LONGMAN, MARK W., Independent, Lakewood, CO

Cambrian-Ordovician cores from the Sauk Sequence in the Illinois basin reveal several types of porosity capable of providing excellent reservoir quality. Both primary and secondary porosity are present within the Upper Cambrian sandstones of the Mount Simon, but the best reservoir rocks in this formation are well-sorted bimodal quartz sandstones deposited on the flanks of exposed basement knobs such as the St. Jacob Dome. Up to 18% primary interparticle porosity is present locally at a depth of 5000 ft. Secondary porosity formed by dissolution of cements was observed deeper in the basin.

Reservoir-quality porosity is rare in sandstones of the Upper Cambrian Eau Claire. This formation's best porosity occurs in the upper carbonate unit where up to 17% porosity is present. Pores are interparticle and vuggy in dolomitized ooid grainstones.

A variety of pore types occurs within the Knox Group, but only some offer good reservoir quality. Microporous cherts are present, particularly in the upper part of the Knox, but are unlikely to have significant permeability. Dolomites with intercrystalline porosity offer better reservoir potential directly related to size of the crystals. The best reservoir quality is seen in porous sandstones, particularly those interbedded with dolomites of the Shakopee in Indiana.
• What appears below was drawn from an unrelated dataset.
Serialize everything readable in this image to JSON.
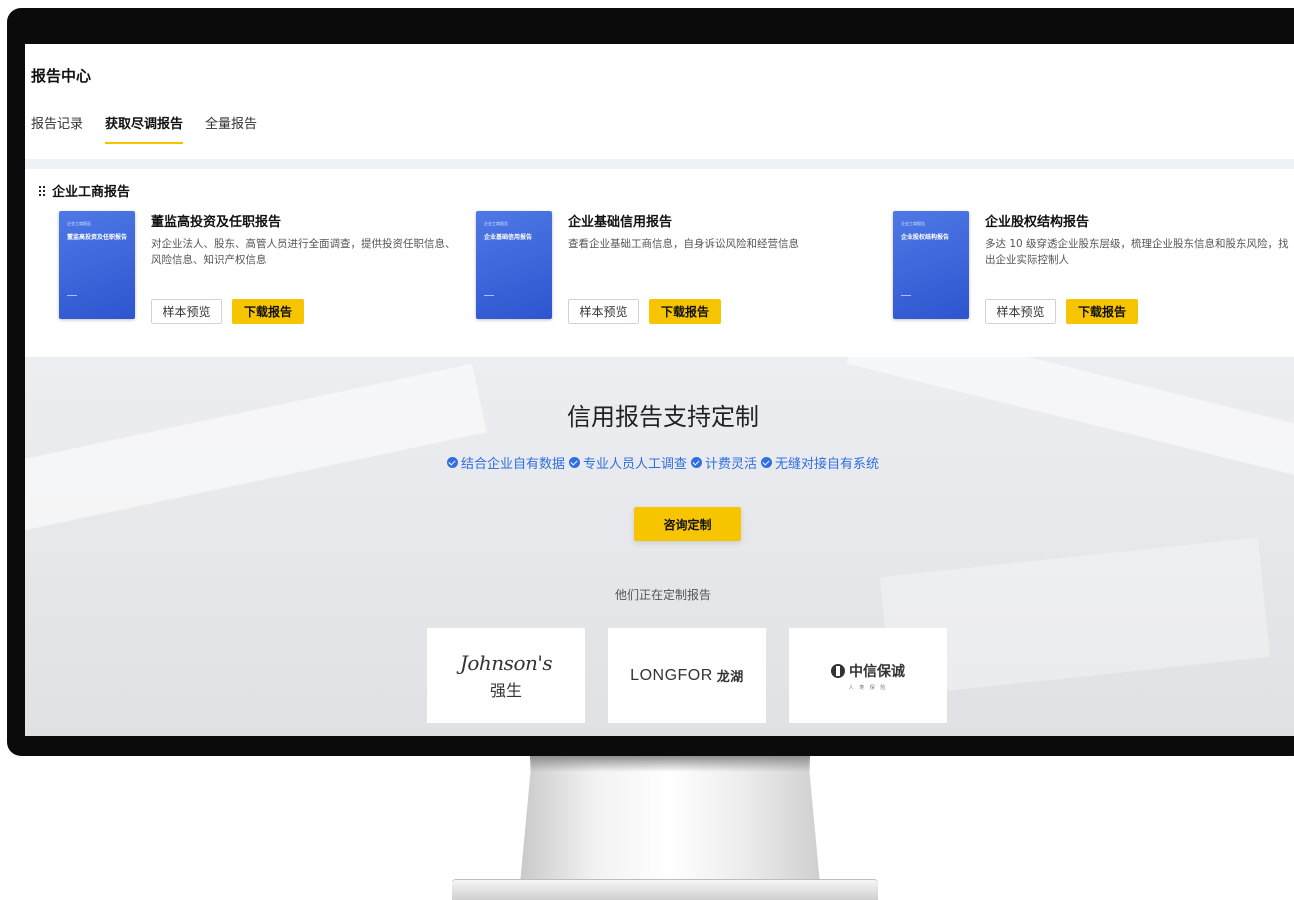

Dolomites in which vuggy porosity is enhanced by fractures may also be important, but an enigma with regard to porosity in the Knox is the lack of porosity enhancement associated with dissolution at exposure surfaces at the top of the Oneota, Potosi, and Shakopee formations.

 

AAPG Search and Discovery Article #91013©1992 AAPG Eastern Section Meeting, Champaign, Illinois, September 20-22, 1992 (2009)